-- Opening Marker --

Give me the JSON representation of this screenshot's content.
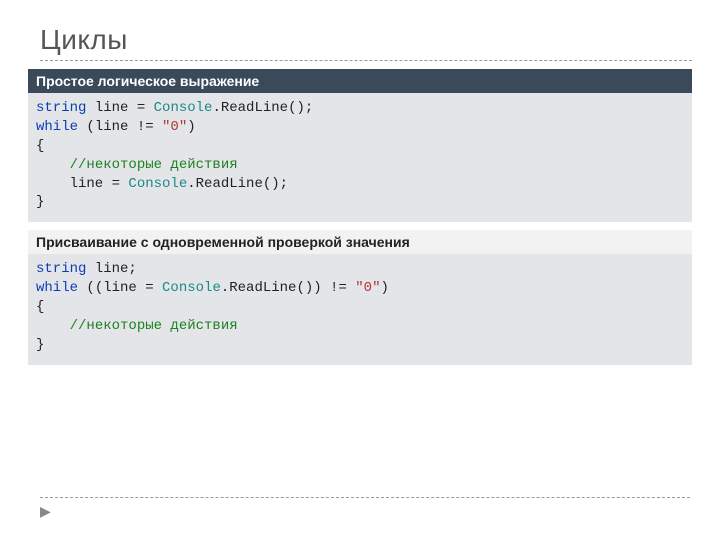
{
  "title": "Циклы",
  "sections": [
    {
      "header": "Простое логическое выражение",
      "header_style": "dark",
      "code": {
        "tokens": [
          [
            {
              "t": "string",
              "c": "kw"
            },
            {
              "t": " line = ",
              "c": ""
            },
            {
              "t": "Console",
              "c": "cls"
            },
            {
              "t": ".ReadLine();",
              "c": ""
            }
          ],
          [
            {
              "t": "while",
              "c": "kw"
            },
            {
              "t": " (line != ",
              "c": ""
            },
            {
              "t": "\"0\"",
              "c": "str"
            },
            {
              "t": ")",
              "c": ""
            }
          ],
          [
            {
              "t": "{",
              "c": ""
            }
          ],
          [
            {
              "t": "    ",
              "c": ""
            },
            {
              "t": "//некоторые действия",
              "c": "cmt"
            }
          ],
          [
            {
              "t": "    line = ",
              "c": ""
            },
            {
              "t": "Console",
              "c": "cls"
            },
            {
              "t": ".ReadLine();",
              "c": ""
            }
          ],
          [
            {
              "t": "}",
              "c": ""
            }
          ]
        ]
      }
    },
    {
      "header": "Присваивание с одновременной проверкой значения",
      "header_style": "light",
      "code": {
        "tokens": [
          [
            {
              "t": "string",
              "c": "kw"
            },
            {
              "t": " line;",
              "c": ""
            }
          ],
          [
            {
              "t": "while",
              "c": "kw"
            },
            {
              "t": " ((line = ",
              "c": ""
            },
            {
              "t": "Console",
              "c": "cls"
            },
            {
              "t": ".ReadLine()) != ",
              "c": ""
            },
            {
              "t": "\"0\"",
              "c": "str"
            },
            {
              "t": ")",
              "c": ""
            }
          ],
          [
            {
              "t": "{",
              "c": ""
            }
          ],
          [
            {
              "t": "    ",
              "c": ""
            },
            {
              "t": "//некоторые действия",
              "c": "cmt"
            }
          ],
          [
            {
              "t": "}",
              "c": ""
            }
          ]
        ]
      }
    }
  ],
  "footer_arrow": "▶"
}
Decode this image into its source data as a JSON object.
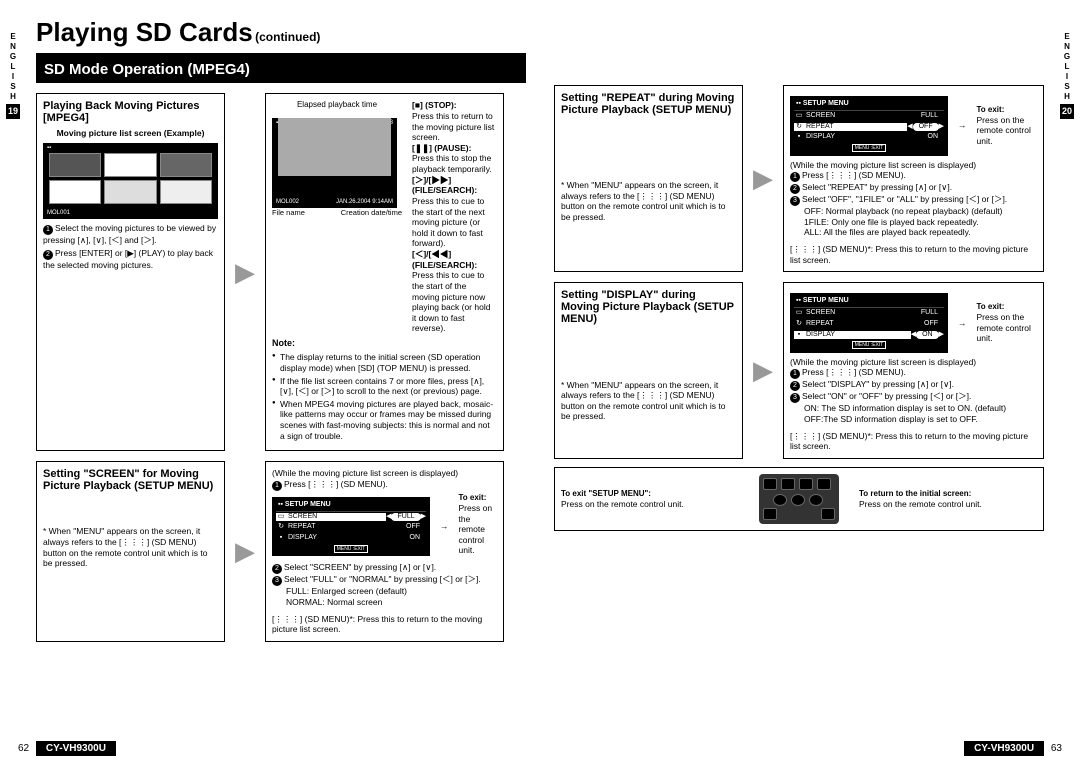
{
  "lang_label": "ENGLISH",
  "left_page_tab": "19",
  "right_page_tab": "20",
  "main_title": "Playing SD Cards",
  "continued": "(continued)",
  "section_title": "SD Mode Operation (MPEG4)",
  "model": "CY-VH9300U",
  "page_left": "62",
  "page_right": "63",
  "block1": {
    "heading": "Playing Back Moving Pictures [MPEG4]",
    "screen_caption": "Moving picture list screen (Example)",
    "file_label": "MOL001",
    "step1": "Select the moving pictures to be viewed by pressing [∧], [∨], [＜] and [＞].",
    "step2": "Press [ENTER] or [▶] (PLAY) to play back the selected moving pictures."
  },
  "playback": {
    "elapsed_label": "Elapsed playback time",
    "screen_top": "0000 04:3",
    "file_name_label": "File name",
    "creation_label": "Creation date/time",
    "file_name": "MOL002",
    "creation": "JAN.26.2004 9:14AM",
    "stop_h": "[■] (STOP):",
    "stop_t": "Press this to return to the moving picture list screen.",
    "pause_h": "[❚❚] (PAUSE):",
    "pause_t": "Press this to stop the playback temporarily.",
    "fwd_h": "[＞]/[▶▶] (FILE/SEARCH):",
    "fwd_t": "Press this to cue to the start of the next moving picture (or hold it down to fast forward).",
    "rev_h": "[＜]/[◀◀] (FILE/SEARCH):",
    "rev_t": "Press this to cue to the start of the moving picture now playing back (or hold it down to fast reverse).",
    "note_h": "Note:",
    "note1": "The display returns to the initial screen (SD operation display mode) when [SD] (TOP MENU) is pressed.",
    "note2": "If the file list screen contains 7 or more files, press [∧], [∨], [＜] or [＞] to scroll to the next (or previous) page.",
    "note3": "When MPEG4 moving pictures are played back, mosaic-like patterns may occur or frames may be missed during scenes with fast-moving subjects: this is normal and not a sign of trouble."
  },
  "screen_setting": {
    "heading": "Setting \"SCREEN\" for Moving Picture Playback (SETUP MENU)",
    "menu_note": "* When \"MENU\" appears on the screen, it always refers to the [⋮⋮⋮] (SD MENU) button on the remote control unit which is to be pressed.",
    "intro": "(While the moving picture list screen is displayed)",
    "step1": "Press [⋮⋮⋮] (SD MENU).",
    "step2": "Select \"SCREEN\" by pressing [∧] or [∨].",
    "step3": "Select \"FULL\" or \"NORMAL\" by pressing [＜] or [＞].",
    "full": "FULL:    Enlarged screen (default)",
    "normal": "NORMAL: Normal screen",
    "return_note": "[⋮⋮⋮] (SD MENU)*: Press this to return to the moving picture list screen.",
    "exit_h": "To exit:",
    "exit_t": "Press          on the remote control unit."
  },
  "setup_menu": {
    "title": "SETUP MENU",
    "screen": "SCREEN",
    "screen_v": "FULL",
    "repeat": "REPEAT",
    "repeat_v": "OFF",
    "display": "DISPLAY",
    "display_v": "ON",
    "exit": "MENU :EXIT"
  },
  "repeat_setting": {
    "heading": "Setting \"REPEAT\" during Moving Picture Playback (SETUP MENU)",
    "menu_note": "* When \"MENU\" appears on the screen, it always refers to the [⋮⋮⋮] (SD MENU) button on the remote control unit which is to be pressed.",
    "intro": "(While the moving picture list screen is displayed)",
    "step1": "Press [⋮⋮⋮] (SD MENU).",
    "step2": "Select \"REPEAT\" by pressing [∧] or [∨].",
    "step3": "Select \"OFF\", \"1FILE\" or \"ALL\" by pressing [＜] or [＞].",
    "off": "OFF:    Normal playback (no repeat playback) (default)",
    "file1": "1FILE:  Only one file is played back repeatedly.",
    "all": "ALL:    All the files are played back repeatedly.",
    "return_note": "[⋮⋮⋮] (SD MENU)*: Press this to return to the moving picture list screen.",
    "exit_h": "To exit:",
    "exit_t": "Press          on the remote control unit."
  },
  "display_setting": {
    "heading": "Setting \"DISPLAY\" during Moving Picture Playback (SETUP MENU)",
    "menu_note": "* When \"MENU\" appears on the screen, it always refers to the [⋮⋮⋮] (SD MENU) button on the remote control unit which is to be pressed.",
    "intro": "(While the moving picture list screen is displayed)",
    "step1": "Press [⋮⋮⋮] (SD MENU).",
    "step2": "Select \"DISPLAY\" by pressing [∧] or [∨].",
    "step3": "Select \"ON\" or \"OFF\" by pressing [＜] or [＞].",
    "on": "ON: The SD information display is set to ON. (default)",
    "off": "OFF:The SD information display is set to OFF.",
    "return_note": "[⋮⋮⋮] (SD MENU)*: Press this to return to the moving picture list screen.",
    "exit_h": "To exit:",
    "exit_t": "Press          on the remote control unit."
  },
  "bottom": {
    "exit_h": "To exit \"SETUP MENU\":",
    "exit_t": "Press          on the remote control unit.",
    "return_h": "To return to the initial screen:",
    "return_t": "Press          on the remote control unit."
  }
}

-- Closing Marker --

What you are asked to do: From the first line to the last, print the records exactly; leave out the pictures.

Response box:
Give me the JSON representation of this screenshot's content.
{
  "title": "Циклы",
  "sections": [
    {
      "header": "Простое логическое выражение",
      "header_style": "dark",
      "code": {
        "tokens": [
          [
            {
              "t": "string",
              "c": "kw"
            },
            {
              "t": " line = ",
              "c": ""
            },
            {
              "t": "Console",
              "c": "cls"
            },
            {
              "t": ".ReadLine();",
              "c": ""
            }
          ],
          [
            {
              "t": "while",
              "c": "kw"
            },
            {
              "t": " (line != ",
              "c": ""
            },
            {
              "t": "\"0\"",
              "c": "str"
            },
            {
              "t": ")",
              "c": ""
            }
          ],
          [
            {
              "t": "{",
              "c": ""
            }
          ],
          [
            {
              "t": "    ",
              "c": ""
            },
            {
              "t": "//некоторые действия",
              "c": "cmt"
            }
          ],
          [
            {
              "t": "    line = ",
              "c": ""
            },
            {
              "t": "Console",
              "c": "cls"
            },
            {
              "t": ".ReadLine();",
              "c": ""
            }
          ],
          [
            {
              "t": "}",
              "c": ""
            }
          ]
        ]
      }
    },
    {
      "header": "Присваивание с одновременной проверкой значения",
      "header_style": "light",
      "code": {
        "tokens": [
          [
            {
              "t": "string",
              "c": "kw"
            },
            {
              "t": " line;",
              "c": ""
            }
          ],
          [
            {
              "t": "while",
              "c": "kw"
            },
            {
              "t": " ((line = ",
              "c": ""
            },
            {
              "t": "Console",
              "c": "cls"
            },
            {
              "t": ".ReadLine()) != ",
              "c": ""
            },
            {
              "t": "\"0\"",
              "c": "str"
            },
            {
              "t": ")",
              "c": ""
            }
          ],
          [
            {
              "t": "{",
              "c": ""
            }
          ],
          [
            {
              "t": "    ",
              "c": ""
            },
            {
              "t": "//некоторые действия",
              "c": "cmt"
            }
          ],
          [
            {
              "t": "}",
              "c": ""
            }
          ]
        ]
      }
    }
  ],
  "footer_arrow": "▶"
}
Decode this image into its source data as a JSON object.
{
  "lang_label": "ENGLISH",
  "left_page_tab": "19",
  "right_page_tab": "20",
  "main_title": "Playing SD Cards",
  "continued": "(continued)",
  "section_title": "SD Mode Operation (MPEG4)",
  "model": "CY-VH9300U",
  "page_left": "62",
  "page_right": "63",
  "block1": {
    "heading": "Playing Back Moving Pictures [MPEG4]",
    "screen_caption": "Moving picture list screen (Example)",
    "file_label": "MOL001",
    "step1": "Select the moving pictures to be viewed by pressing [∧], [∨], [＜] and [＞].",
    "step2": "Press [ENTER] or [▶] (PLAY) to play back the selected moving pictures."
  },
  "playback": {
    "elapsed_label": "Elapsed playback time",
    "screen_top": "0000 04:3",
    "file_name_label": "File name",
    "creation_label": "Creation date/time",
    "file_name": "MOL002",
    "creation": "JAN.26.2004 9:14AM",
    "stop_h": "[■] (STOP):",
    "stop_t": "Press this to return to the moving picture list screen.",
    "pause_h": "[❚❚] (PAUSE):",
    "pause_t": "Press this to stop the playback temporarily.",
    "fwd_h": "[＞]/[▶▶] (FILE/SEARCH):",
    "fwd_t": "Press this to cue to the start of the next moving picture (or hold it down to fast forward).",
    "rev_h": "[＜]/[◀◀] (FILE/SEARCH):",
    "rev_t": "Press this to cue to the start of the moving picture now playing back (or hold it down to fast reverse).",
    "note_h": "Note:",
    "note1": "The display returns to the initial screen (SD operation display mode) when [SD] (TOP MENU) is pressed.",
    "note2": "If the file list screen contains 7 or more files, press [∧], [∨], [＜] or [＞] to scroll to the next (or previous) page.",
    "note3": "When MPEG4 moving pictures are played back, mosaic-like patterns may occur or frames may be missed during scenes with fast-moving subjects: this is normal and not a sign of trouble."
  },
  "screen_setting": {
    "heading": "Setting \"SCREEN\" for Moving Picture Playback (SETUP MENU)",
    "menu_note": "* When \"MENU\" appears on the screen, it always refers to the [⋮⋮⋮] (SD MENU) button on the remote control unit which is to be pressed.",
    "intro": "(While the moving picture list screen is displayed)",
    "step1": "Press [⋮⋮⋮] (SD MENU).",
    "step2": "Select \"SCREEN\" by pressing [∧] or [∨].",
    "step3": "Select \"FULL\" or \"NORMAL\" by pressing [＜] or [＞].",
    "full": "FULL:    Enlarged screen (default)",
    "normal": "NORMAL: Normal screen",
    "return_note": "[⋮⋮⋮] (SD MENU)*: Press this to return to the moving picture list screen.",
    "exit_h": "To exit:",
    "exit_t": "Press          on the remote control unit."
  },
  "setup_menu": {
    "title": "SETUP MENU",
    "screen": "SCREEN",
    "screen_v": "FULL",
    "repeat": "REPEAT",
    "repeat_v": "OFF",
    "display": "DISPLAY",
    "display_v": "ON",
    "exit": "MENU :EXIT"
  },
  "repeat_setting": {
    "heading": "Setting \"REPEAT\" during Moving Picture Playback (SETUP MENU)",
    "menu_note": "* When \"MENU\" appears on the screen, it always refers to the [⋮⋮⋮] (SD MENU) button on the remote control unit which is to be pressed.",
    "intro": "(While the moving picture list screen is displayed)",
    "step1": "Press [⋮⋮⋮] (SD MENU).",
    "step2": "Select \"REPEAT\" by pressing [∧] or [∨].",
    "step3": "Select \"OFF\", \"1FILE\" or \"ALL\" by pressing [＜] or [＞].",
    "off": "OFF:    Normal playback (no repeat playback) (default)",
    "file1": "1FILE:  Only one file is played back repeatedly.",
    "all": "ALL:    All the files are played back repeatedly.",
    "return_note": "[⋮⋮⋮] (SD MENU)*: Press this to return to the moving picture list screen.",
    "exit_h": "To exit:",
    "exit_t": "Press          on the remote control unit."
  },
  "display_setting": {
    "heading": "Setting \"DISPLAY\" during Moving Picture Playback (SETUP MENU)",
    "menu_note": "* When \"MENU\" appears on the screen, it always refers to the [⋮⋮⋮] (SD MENU) button on the remote control unit which is to be pressed.",
    "intro": "(While the moving picture list screen is displayed)",
    "step1": "Press [⋮⋮⋮] (SD MENU).",
    "step2": "Select \"DISPLAY\" by pressing [∧] or [∨].",
    "step3": "Select \"ON\" or \"OFF\" by pressing [＜] or [＞].",
    "on": "ON: The SD information display is set to ON. (default)",
    "off": "OFF:The SD information display is set to OFF.",
    "return_note": "[⋮⋮⋮] (SD MENU)*: Press this to return to the moving picture list screen.",
    "exit_h": "To exit:",
    "exit_t": "Press          on the remote control unit."
  },
  "bottom": {
    "exit_h": "To exit \"SETUP MENU\":",
    "exit_t": "Press          on the remote control unit.",
    "return_h": "To return to the initial screen:",
    "return_t": "Press          on the remote control unit."
  }
}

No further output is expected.